You’ll find Mini HDMI ports for tablets, some iPads, laptops, cameras and monitors. They have the same 19 pins packed in a smaller frame.

What Is Micro HDMI?

The Micro HDMI is also called Type-D HDMI. It was released along with the 1.4 HDMI. The micro-HDMI impresses with a compact size, measuring only 6.4 mm x 2.8 mm. This is a whopping 72% difference in size compared to the original HDMI cable.

A Micro HDMI connector should come with more features than the Mini HDMI since it’s designed with the HDMI 1.4 standard. It retains the same 19 pins, but with a different pin assignment than the other types.

Micro HDMI was created to compliment smartphones and ultra-compact devices. There was a time when smartphones like the Motorola Droid X came with a Type-D HDMI port. Of course, the introduction of USB Type-C for transmitting videos quickly made it obsolete.

Nowadays, you’ll find Type-D HDMI ports on GoPro cameras, some DSLRs, laptops, and other compact devices. There are still a few advantages Micro HDMI offers over USB Type-C. For example, 4K playback is significantly better on an HDMI connector, which is why a lot of cameras still use Type-D HDMI.

However, it’s expected that USB Type-C will completely eclipse any HDMI connector. Newer USB Type-C versions are now faster than ever and packed with new features.

Differences Between Mini and Micro HDMI

The differences between Mini HDMI and Micro HDMI are two-fold: the size of the connectors and the technology they use.

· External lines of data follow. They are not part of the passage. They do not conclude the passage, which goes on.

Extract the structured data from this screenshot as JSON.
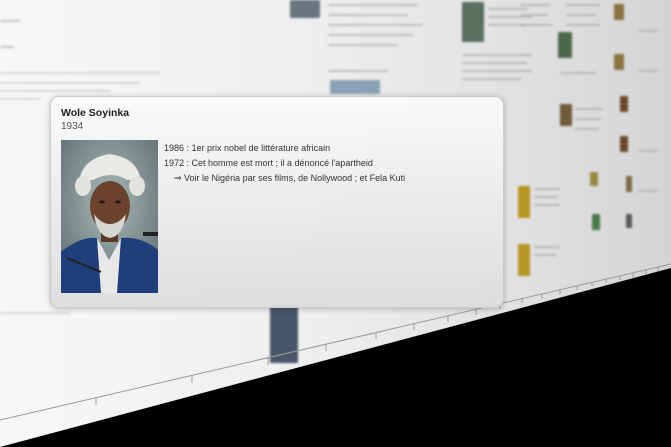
{
  "popup": {
    "title": "Wole Soyinka",
    "year": "1934",
    "events": [
      "1986 : 1er prix nobel de littérature africain",
      "1972 : Cet homme est mort ; il a dénoncé l'apartheid",
      "⇒ Voir le Nigéria par ses films, de Nollywood ; et Fela Kuti"
    ],
    "portrait_icon": "person-portrait"
  },
  "colors": {
    "wall_light": "#f7f7f7",
    "wall_dark": "#d4d4d4",
    "card_bg": "#ececec",
    "backdrop": "#000000"
  }
}
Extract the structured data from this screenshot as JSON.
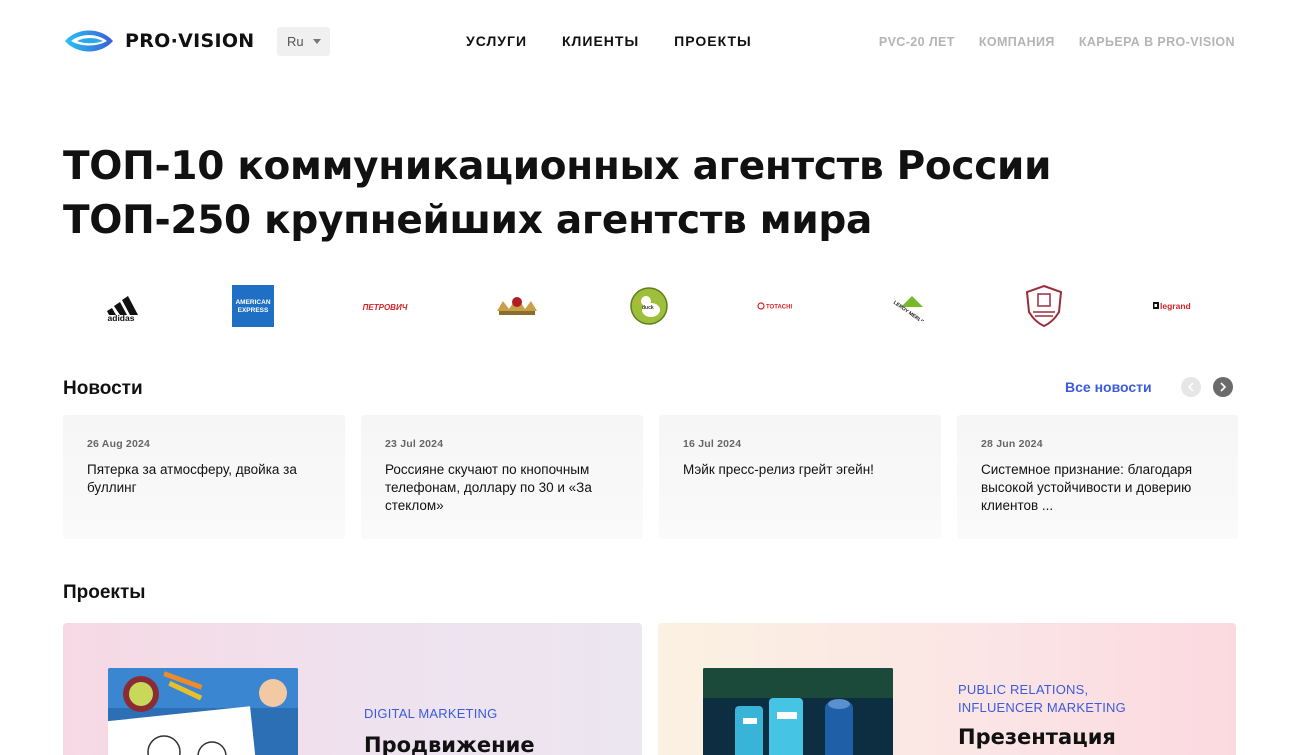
{
  "header": {
    "brand": "PRO·VISION",
    "lang": "Ru",
    "nav_main": [
      "УСЛУГИ",
      "КЛИЕНТЫ",
      "ПРОЕКТЫ"
    ],
    "nav_secondary": [
      "PVC-20 ЛЕТ",
      "КОМПАНИЯ",
      "КАРЬЕРА В PRO-VISION"
    ]
  },
  "hero": {
    "line1": "ТОП-10 коммуникационных агентств России",
    "line2": "ТОП-250 крупнейших агентств мира"
  },
  "clients": [
    {
      "name": "adidas",
      "label": "adidas"
    },
    {
      "name": "american-express",
      "label": "AMERICAN EXPRESS"
    },
    {
      "name": "petrovich",
      "label": "ПЕТРОВИЧ"
    },
    {
      "name": "crest",
      "label": ""
    },
    {
      "name": "duck",
      "label": "duck"
    },
    {
      "name": "totachi",
      "label": "TOTACHI"
    },
    {
      "name": "leroy-merlin",
      "label": "LEROY MERLIN"
    },
    {
      "name": "shield-crest",
      "label": ""
    },
    {
      "name": "legrand",
      "label": "legrand"
    }
  ],
  "news": {
    "title": "Новости",
    "all_link": "Все новости",
    "items": [
      {
        "date": "26 Aug 2024",
        "text": "Пятерка за атмосферу, двойка за буллинг"
      },
      {
        "date": "23 Jul 2024",
        "text": "Россияне скучают по кнопочным телефонам, доллару по 30 и «За стеклом»"
      },
      {
        "date": "16 Jul 2024",
        "text": "Мэйк пресс-релиз грейт эгейн!"
      },
      {
        "date": "28 Jun 2024",
        "text": "Системное признание: благодаря высокой устойчивости и доверию клиентов ..."
      }
    ]
  },
  "projects": {
    "title": "Проекты",
    "items": [
      {
        "tag": "DIGITAL MARKETING",
        "title": "Продвижение"
      },
      {
        "tag": "PUBLIC RELATIONS, INFLUENCER MARKETING",
        "title": "Презентация"
      }
    ]
  },
  "colors": {
    "accent": "#3b5bdb",
    "muted_nav": "#b4b4b4",
    "text": "#111111"
  }
}
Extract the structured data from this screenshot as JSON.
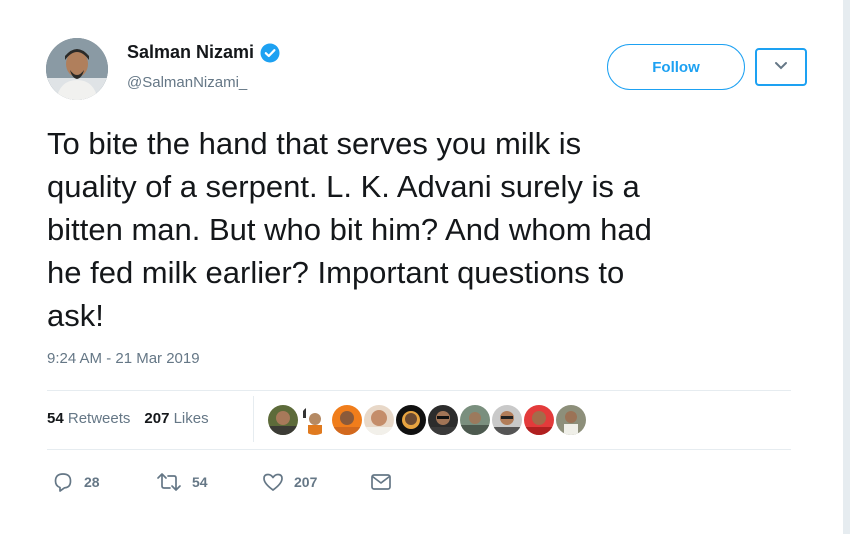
{
  "user": {
    "name": "Salman Nizami",
    "handle": "@SalmanNizami_",
    "verified": true
  },
  "header": {
    "follow_label": "Follow",
    "menu_icon": "chevron-down-icon"
  },
  "tweet": {
    "text": "To bite the hand that serves you milk is\nquality of a serpent. L. K. Advani surely is a\nbitten man. But who bit him? And whom had\nhe fed milk earlier? Important questions to\nask!",
    "timestamp": "9:24 AM - 21 Mar 2019"
  },
  "stats": {
    "retweets_count": "54",
    "retweets_label": "Retweets",
    "likes_count": "207",
    "likes_label": "Likes"
  },
  "likers": [
    "avatar",
    "avatar",
    "avatar",
    "avatar",
    "avatar",
    "avatar",
    "avatar",
    "avatar",
    "avatar",
    "avatar"
  ],
  "actions": {
    "reply_count": "28",
    "retweet_count": "54",
    "like_count": "207"
  },
  "colors": {
    "accent": "#1da1f2",
    "muted": "#657786",
    "text": "#14171a"
  }
}
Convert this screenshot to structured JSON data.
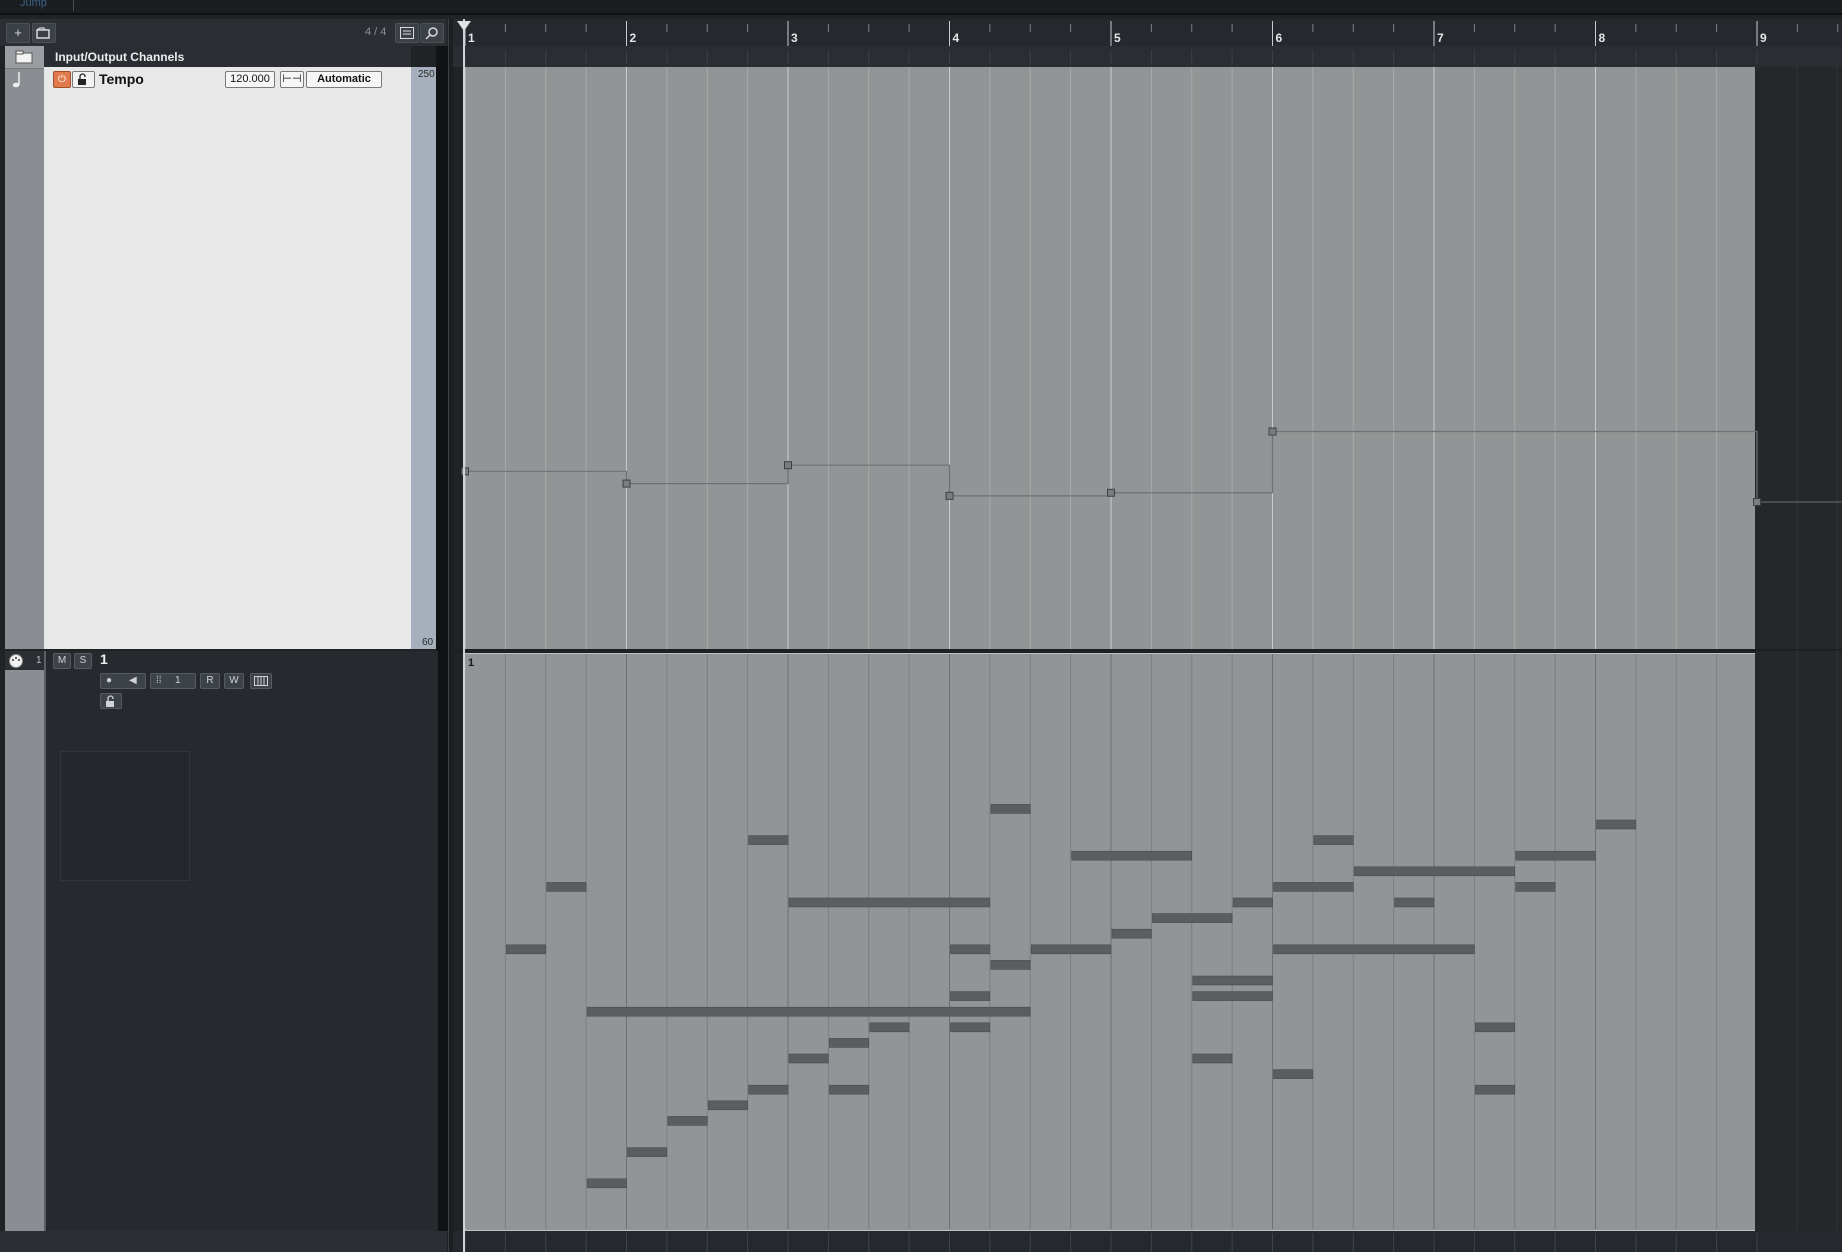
{
  "topbar": {
    "label": "Jump"
  },
  "toolbar": {
    "add_track_label": "+",
    "signature": "4 / 4"
  },
  "folder": {
    "title": "Input/Output Channels"
  },
  "tempo_track": {
    "name": "Tempo",
    "tempo_value": "120.000",
    "mode_label": "Automatic",
    "scale_max": "250",
    "scale_min": "60",
    "power_glyph": "⏻",
    "lock_glyph": "🔓",
    "fit_glyph": "⊢⊣"
  },
  "midi_track": {
    "number": "1",
    "name": "1",
    "mute_label": "M",
    "solo_label": "S",
    "read_label": "R",
    "write_label": "W",
    "channel_label": "1",
    "part_name": "1"
  },
  "ruler": {
    "bars": [
      "1",
      "2",
      "3",
      "4",
      "5",
      "6",
      "7",
      "8",
      "9"
    ]
  },
  "tempo_points": [
    {
      "bar": 1.0,
      "bpm": 118.0
    },
    {
      "bar": 2.0,
      "bpm": 114.0
    },
    {
      "bar": 3.0,
      "bpm": 120.0
    },
    {
      "bar": 4.0,
      "bpm": 110.0
    },
    {
      "bar": 5.0,
      "bpm": 111.0
    },
    {
      "bar": 6.0,
      "bpm": 131.0
    },
    {
      "bar": 9.0,
      "bpm": 108.0
    }
  ],
  "midi_notes": [
    {
      "start": 1.25,
      "len": 0.25,
      "pitch": 17
    },
    {
      "start": 1.5,
      "len": 0.25,
      "pitch": 21
    },
    {
      "start": 1.75,
      "len": 0.25,
      "pitch": 2
    },
    {
      "start": 1.75,
      "len": 2.75,
      "pitch": 13
    },
    {
      "start": 2.0,
      "len": 0.25,
      "pitch": 4
    },
    {
      "start": 2.25,
      "len": 0.25,
      "pitch": 6
    },
    {
      "start": 2.5,
      "len": 0.25,
      "pitch": 7
    },
    {
      "start": 2.75,
      "len": 0.25,
      "pitch": 8
    },
    {
      "start": 2.75,
      "len": 0.25,
      "pitch": 24
    },
    {
      "start": 3.0,
      "len": 0.25,
      "pitch": 10
    },
    {
      "start": 3.0,
      "len": 1.25,
      "pitch": 20
    },
    {
      "start": 3.25,
      "len": 0.25,
      "pitch": 8
    },
    {
      "start": 3.25,
      "len": 0.25,
      "pitch": 11
    },
    {
      "start": 3.5,
      "len": 0.25,
      "pitch": 12
    },
    {
      "start": 4.0,
      "len": 0.25,
      "pitch": 12
    },
    {
      "start": 4.0,
      "len": 0.25,
      "pitch": 14
    },
    {
      "start": 4.0,
      "len": 0.25,
      "pitch": 17
    },
    {
      "start": 4.25,
      "len": 0.25,
      "pitch": 16
    },
    {
      "start": 4.25,
      "len": 0.25,
      "pitch": 26
    },
    {
      "start": 4.5,
      "len": 0.5,
      "pitch": 17
    },
    {
      "start": 4.75,
      "len": 0.75,
      "pitch": 23
    },
    {
      "start": 5.0,
      "len": 0.25,
      "pitch": 18
    },
    {
      "start": 5.25,
      "len": 0.5,
      "pitch": 19
    },
    {
      "start": 5.5,
      "len": 0.25,
      "pitch": 10
    },
    {
      "start": 5.5,
      "len": 0.5,
      "pitch": 14
    },
    {
      "start": 5.5,
      "len": 0.5,
      "pitch": 15
    },
    {
      "start": 5.75,
      "len": 0.25,
      "pitch": 20
    },
    {
      "start": 6.0,
      "len": 0.25,
      "pitch": 9
    },
    {
      "start": 6.0,
      "len": 0.5,
      "pitch": 21
    },
    {
      "start": 6.0,
      "len": 1.25,
      "pitch": 17
    },
    {
      "start": 6.25,
      "len": 0.25,
      "pitch": 24
    },
    {
      "start": 6.5,
      "len": 1.0,
      "pitch": 22
    },
    {
      "start": 6.75,
      "len": 0.25,
      "pitch": 20
    },
    {
      "start": 7.25,
      "len": 0.25,
      "pitch": 8
    },
    {
      "start": 7.25,
      "len": 0.25,
      "pitch": 12
    },
    {
      "start": 7.5,
      "len": 0.25,
      "pitch": 21
    },
    {
      "start": 7.5,
      "len": 0.5,
      "pitch": 23
    },
    {
      "start": 8.0,
      "len": 0.25,
      "pitch": 25
    }
  ]
}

Mini HDMI is still a lot chunkier than Micro HDMI, and therefore, it isn’t incorporated in a lot of devices.

Additionally, the Mini HDMI connectors are designed with the 1.3 HDMI architecture in mind. This means it won’t support 4K playback nor does it have support for newer color spaces. The 1.4 HDMI architecture is much more suited to today’s applications.

FAQ

Here are some of the questions often asked about HDMI:

Can Type-A HDMI Cables Work on Mini or Micro HDMI Connectors?

Yes! If your device only supports Mini or Micro HDMI, you can buy an adapter for a few dollars and use it with your standard HDMI cable.

Adapters can be found for most connectors. You can buy an adapter for:

The only adapter you won’t find is for Type-C or Type-D HDMI to Type-A HDMI.

Can Mini HDMI Cable Do 4K Videos?

Since Mini HDMI cables were released to HDMI 1.3 standards, they should only be able to do a maximum of 1080p resolution.

However, you can find newer Mini HDMI cables that support 4K playback. The HDMI version should be found on the packaging or the cable jacket.

Can Micro HDMI Cable Do 4K Videos?

Micro HDMI cables were released with HDMI 1.4. All Micro HDMI cables should support full 4K resolution. The only downside is that you’ll only be able to support up to 30Hz.

Again, some Micro HDMI cables could support newer technologies, but you’ll have to check the packaging first.

What Happened to Type-B HDMI Cables?

There’s the original HDMI cable (Type-A), the Mini HDMI cable (Type-C), and the Micro HDMI cable (Type-D). This might make you wonder: what ever happened to Type-B HDMI cables?

Well, Type-B HDMI cables were, indeed, planned before Type-C HDMI. It was called HDMI Dual-Link, and it promised speeds that were unheard of at the time.

The structure of Type-B HDMI was going to be noticeably different from the standard connector. It was supposed to come with 29 pins instead of 19. This enabled it to transmit much higher speeds across the extra pins.

So, what happened? Type-C HDMI happened. It had the same 19 pins, came in a more compact size, and had a newer technology that made the Type-B HDMI obsolete. Type-B HDMIs were obsolete before even being manufactured.

Is There a Type-E HDMI Cable?

Yes, but you probably won’t ever come across it. It was created for automotive use. It has a locking mechanism that protects it from vibrations and a shell to protect it from dirt and moisture.

There’s a relay connector that enables standard HDMI cables to be connected to the Type-E HDMI connectors.

Wrapping Up

With all that said, hopefully you now have a better idea of the differences between mini-HDMI vs micro-HDMI. We need the HDMI transfer standard to support high quality digital video and audio. Fortunately, HDMI is so embedded into the current technological ecosystem that you’ll be hard pressed to find a modern device that doesn’t support some version of it. But depending on the size of the device, you’ll find either a micro-HDMI or mini-HDMI.